Segment Start: Data under study

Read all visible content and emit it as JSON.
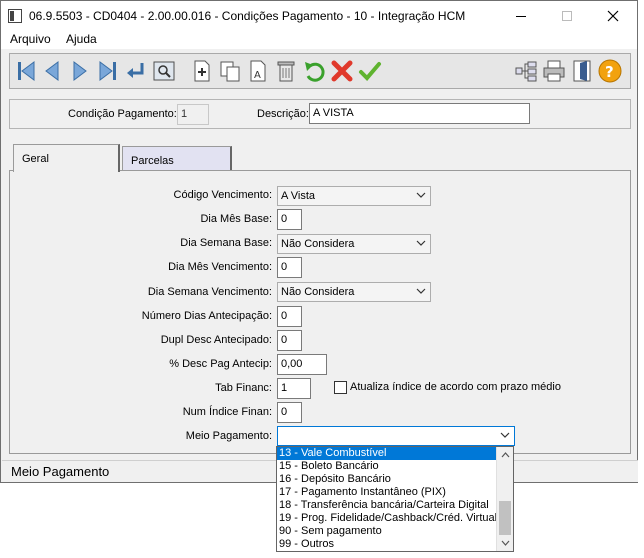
{
  "window": {
    "title": "06.9.5503 - CD0404 - 2.00.00.016 - Condições Pagamento - 10 - Integração HCM"
  },
  "menu": {
    "items": [
      "Arquivo",
      "Ajuda"
    ]
  },
  "toolbar": {
    "icons": [
      "first-record-icon",
      "previous-record-icon",
      "next-record-icon",
      "last-record-icon",
      "goto-icon",
      "search-icon",
      "new-icon",
      "copy-icon",
      "edit-icon",
      "delete-icon",
      "undo-icon",
      "cancel-icon",
      "save-icon",
      "tree-icon",
      "print-icon",
      "exit-icon",
      "help-icon"
    ]
  },
  "header": {
    "condicao_label": "Condição Pagamento:",
    "condicao_value": "1",
    "descricao_label": "Descrição:",
    "descricao_value": "A VISTA"
  },
  "tabs": [
    "Geral",
    "Parcelas"
  ],
  "form": {
    "codigo_vencimento_label": "Código Vencimento:",
    "codigo_vencimento_value": "A Vista",
    "dia_mes_base_label": "Dia Mês Base:",
    "dia_mes_base_value": "0",
    "dia_semana_base_label": "Dia Semana Base:",
    "dia_semana_base_value": "Não Considera",
    "dia_mes_vencimento_label": "Dia Mês Vencimento:",
    "dia_mes_vencimento_value": "0",
    "dia_semana_vencimento_label": "Dia Semana Vencimento:",
    "dia_semana_vencimento_value": "Não Considera",
    "numero_dias_antecipacao_label": "Número Dias Antecipação:",
    "numero_dias_antecipacao_value": "0",
    "dupl_desc_antecipado_label": "Dupl Desc Antecipado:",
    "dupl_desc_antecipado_value": "0",
    "desc_pag_antecip_label": "% Desc Pag Antecip:",
    "desc_pag_antecip_value": "0,00",
    "tab_financ_label": "Tab Financ:",
    "tab_financ_value": "1",
    "atualiza_indice_label": "Atualiza índice de acordo com prazo médio",
    "num_indice_finan_label": "Num Índice Finan:",
    "num_indice_finan_value": "0",
    "meio_pagamento_label": "Meio Pagamento:",
    "meio_pagamento_value": ""
  },
  "meio_pagamento_options": [
    "13 - Vale Combustível",
    "15 - Boleto Bancário",
    "16 - Depósito Bancário",
    "17 - Pagamento Instantâneo (PIX)",
    "18 - Transferência bancária/Carteira Digital",
    "19 - Prog. Fidelidade/Cashback/Créd. Virtual",
    "90 - Sem pagamento",
    "99 - Outros"
  ],
  "status": {
    "text": "Meio Pagamento"
  }
}
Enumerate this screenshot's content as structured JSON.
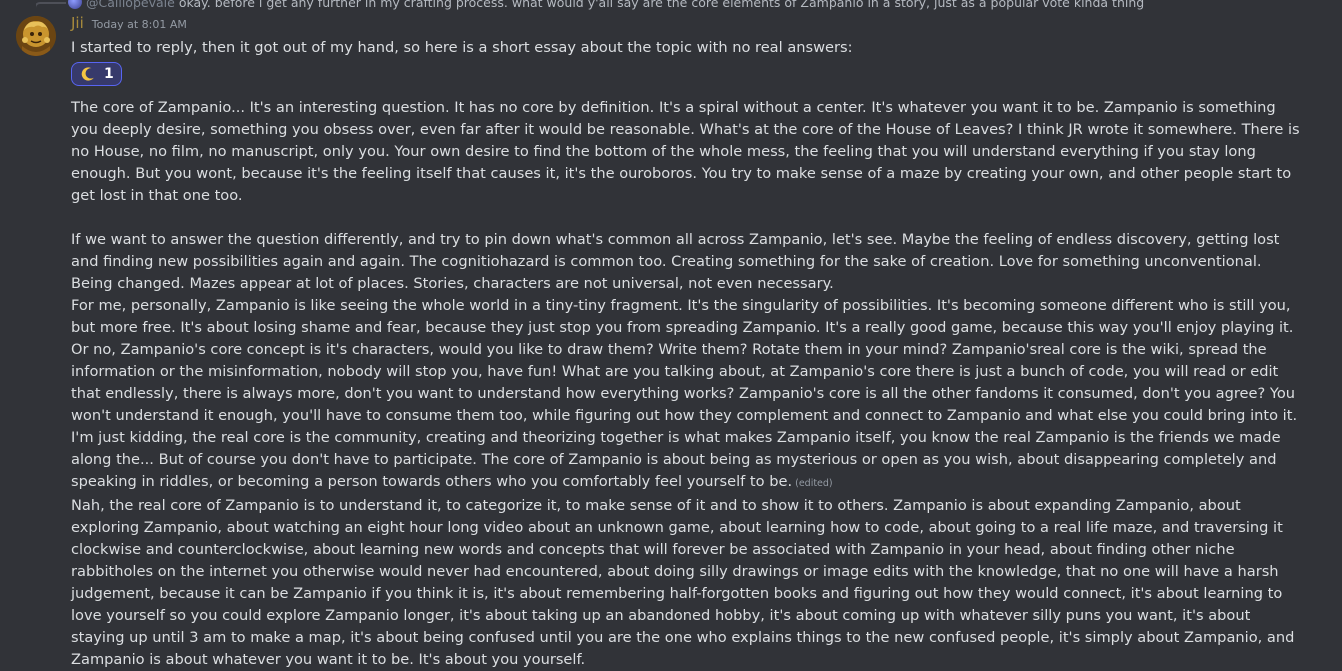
{
  "reply": {
    "author": "@Calliopevale",
    "text": "okay. before i get any further in my crafting process. what would y'all say are the core elements of Zampanio in a story, just as a popular vote kinda thing"
  },
  "message": {
    "username": "Jii",
    "timestamp": "Today at 8:01 AM",
    "first_line": "I started to reply, then it got out of my hand, so here is a short essay about the topic with no real answers:",
    "reaction": {
      "emoji": "crescent-moon",
      "count": "1"
    },
    "paragraphs": [
      "The core of Zampanio... It's an interesting question. It has no core by definition. It's a spiral without a center. It's whatever you want it to be. Zampanio is something you deeply desire, something you obsess over, even far after it would be reasonable. What's at the core of the House of Leaves? I think JR wrote it somewhere. There is no House, no film, no manuscript, only you. Your own desire to find the bottom of the whole mess, the feeling that you will understand everything if you stay long enough. But you wont, because it's the feeling itself that causes it, it's the ouroboros. You try to make sense of a maze by creating your own, and other people start to get lost in that one too.",
      "If we want to answer the question differently, and try to pin down what's common all across Zampanio, let's see. Maybe the feeling of endless discovery, getting lost and finding new possibilities again and again. The cognitiohazard is common too. Creating something for the sake of creation. Love for something unconventional. Being changed. Mazes appear at lot of places. Stories, characters are not universal, not even necessary.",
      "For me, personally, Zampanio is like seeing the whole world in a tiny-tiny fragment. It's the singularity of possibilities. It's becoming someone different who is still you, but more free. It's about losing shame and fear, because they just stop you from spreading Zampanio.  It's a really good game, because this way you'll enjoy playing it. Or no, Zampanio's core concept is it's characters, would you like to draw them? Write them? Rotate them in your mind? Zampanio'sreal core is the wiki, spread the information or the misinformation, nobody will stop you, have fun! What are you talking about, at Zampanio's core there is just a bunch of code, you will read or edit that endlessly, there is always more, don't you want to understand how everything works? Zampanio's core is all the other fandoms it consumed, don't you agree? You won't understand it enough, you'll have to consume them too, while figuring out how they complement and connect to Zampanio and what else you could bring into it. I'm just kidding, the real core is the community, creating and theorizing together is what makes Zampanio itself, you know the real Zampanio is the friends we made along the... But of course you don't have to participate. The core of Zampanio is about being as mysterious or open as you wish, about disappearing completely and speaking in riddles, or becoming a person towards others who you comfortably feel yourself to be.",
      "Nah, the real core of Zampanio is to understand it, to categorize it, to make sense of it and to show it to others. Zampanio is about expanding Zampanio, about exploring Zampanio, about watching an eight hour long video about an unknown game, about learning how to code, about going to a real life maze, and traversing it clockwise and counterclockwise, about learning new words and concepts that will forever be associated with Zampanio in your head, about finding other niche rabbitholes on the internet you otherwise would never had encountered, about doing silly drawings or image edits with the knowledge, that no one will have a harsh judgement, because it can be Zampanio if you think it is, it's about remembering half-forgotten books and figuring out how they would connect, it's about learning to love yourself so you could explore Zampanio longer, it's about taking up an abandoned hobby, it's about coming up with whatever silly puns you want,  it's about staying up until 3 am to make a map, it's about being confused until you are the one who explains things to the new confused people, it's simply about Zampanio, and Zampanio is about whatever you want it to be. It's about you yourself."
    ],
    "edited_label": "(edited)"
  }
}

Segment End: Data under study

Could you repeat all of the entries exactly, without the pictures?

Read all visible content and emit it as JSON.
{
  "window": {
    "title": "06.9.5503 - CD0404 - 2.00.00.016 - Condições Pagamento - 10 - Integração HCM"
  },
  "menu": {
    "items": [
      "Arquivo",
      "Ajuda"
    ]
  },
  "toolbar": {
    "icons": [
      "first-record-icon",
      "previous-record-icon",
      "next-record-icon",
      "last-record-icon",
      "goto-icon",
      "search-icon",
      "new-icon",
      "copy-icon",
      "edit-icon",
      "delete-icon",
      "undo-icon",
      "cancel-icon",
      "save-icon",
      "tree-icon",
      "print-icon",
      "exit-icon",
      "help-icon"
    ]
  },
  "header": {
    "condicao_label": "Condição Pagamento:",
    "condicao_value": "1",
    "descricao_label": "Descrição:",
    "descricao_value": "A VISTA"
  },
  "tabs": [
    "Geral",
    "Parcelas"
  ],
  "form": {
    "codigo_vencimento_label": "Código Vencimento:",
    "codigo_vencimento_value": "A Vista",
    "dia_mes_base_label": "Dia Mês Base:",
    "dia_mes_base_value": "0",
    "dia_semana_base_label": "Dia Semana Base:",
    "dia_semana_base_value": "Não Considera",
    "dia_mes_vencimento_label": "Dia Mês Vencimento:",
    "dia_mes_vencimento_value": "0",
    "dia_semana_vencimento_label": "Dia Semana Vencimento:",
    "dia_semana_vencimento_value": "Não Considera",
    "numero_dias_antecipacao_label": "Número Dias Antecipação:",
    "numero_dias_antecipacao_value": "0",
    "dupl_desc_antecipado_label": "Dupl Desc Antecipado:",
    "dupl_desc_antecipado_value": "0",
    "desc_pag_antecip_label": "% Desc Pag Antecip:",
    "desc_pag_antecip_value": "0,00",
    "tab_financ_label": "Tab Financ:",
    "tab_financ_value": "1",
    "atualiza_indice_label": "Atualiza índice de acordo com prazo médio",
    "num_indice_finan_label": "Num Índice Finan:",
    "num_indice_finan_value": "0",
    "meio_pagamento_label": "Meio Pagamento:",
    "meio_pagamento_value": ""
  },
  "meio_pagamento_options": [
    "13 - Vale Combustível",
    "15 - Boleto Bancário",
    "16 - Depósito Bancário",
    "17 - Pagamento Instantâneo (PIX)",
    "18 - Transferência bancária/Carteira Digital",
    "19 - Prog. Fidelidade/Cashback/Créd. Virtual",
    "90 - Sem pagamento",
    "99 - Outros"
  ],
  "status": {
    "text": "Meio Pagamento"
  }
}
Enumerate this screenshot's content as structured JSON.
{
  "reply": {
    "author": "@Calliopevale",
    "text": "okay. before i get any further in my crafting process. what would y'all say are the core elements of Zampanio in a story, just as a popular vote kinda thing"
  },
  "message": {
    "username": "Jii",
    "timestamp": "Today at 8:01 AM",
    "first_line": "I started to reply, then it got out of my hand, so here is a short essay about the topic with no real answers:",
    "reaction": {
      "emoji": "crescent-moon",
      "count": "1"
    },
    "paragraphs": [
      "The core of Zampanio... It's an interesting question. It has no core by definition. It's a spiral without a center. It's whatever you want it to be. Zampanio is something you deeply desire, something you obsess over, even far after it would be reasonable. What's at the core of the House of Leaves? I think JR wrote it somewhere. There is no House, no film, no manuscript, only you. Your own desire to find the bottom of the whole mess, the feeling that you will understand everything if you stay long enough. But you wont, because it's the feeling itself that causes it, it's the ouroboros. You try to make sense of a maze by creating your own, and other people start to get lost in that one too.",
      "If we want to answer the question differently, and try to pin down what's common all across Zampanio, let's see. Maybe the feeling of endless discovery, getting lost and finding new possibilities again and again. The cognitiohazard is common too. Creating something for the sake of creation. Love for something unconventional. Being changed. Mazes appear at lot of places. Stories, characters are not universal, not even necessary.",
      "For me, personally, Zampanio is like seeing the whole world in a tiny-tiny fragment. It's the singularity of possibilities. It's becoming someone different who is still you, but more free. It's about losing shame and fear, because they just stop you from spreading Zampanio.  It's a really good game, because this way you'll enjoy playing it. Or no, Zampanio's core concept is it's characters, would you like to draw them? Write them? Rotate them in your mind? Zampanio'sreal core is the wiki, spread the information or the misinformation, nobody will stop you, have fun! What are you talking about, at Zampanio's core there is just a bunch of code, you will read or edit that endlessly, there is always more, don't you want to understand how everything works? Zampanio's core is all the other fandoms it consumed, don't you agree? You won't understand it enough, you'll have to consume them too, while figuring out how they complement and connect to Zampanio and what else you could bring into it. I'm just kidding, the real core is the community, creating and theorizing together is what makes Zampanio itself, you know the real Zampanio is the friends we made along the... But of course you don't have to participate. The core of Zampanio is about being as mysterious or open as you wish, about disappearing completely and speaking in riddles, or becoming a person towards others who you comfortably feel yourself to be.",
      "Nah, the real core of Zampanio is to understand it, to categorize it, to make sense of it and to show it to others. Zampanio is about expanding Zampanio, about exploring Zampanio, about watching an eight hour long video about an unknown game, about learning how to code, about going to a real life maze, and traversing it clockwise and counterclockwise, about learning new words and concepts that will forever be associated with Zampanio in your head, about finding other niche rabbitholes on the internet you otherwise would never had encountered, about doing silly drawings or image edits with the knowledge, that no one will have a harsh judgement, because it can be Zampanio if you think it is, it's about remembering half-forgotten books and figuring out how they would connect, it's about learning to love yourself so you could explore Zampanio longer, it's about taking up an abandoned hobby, it's about coming up with whatever silly puns you want,  it's about staying up until 3 am to make a map, it's about being confused until you are the one who explains things to the new confused people, it's simply about Zampanio, and Zampanio is about whatever you want it to be. It's about you yourself."
    ],
    "edited_label": "(edited)"
  }
}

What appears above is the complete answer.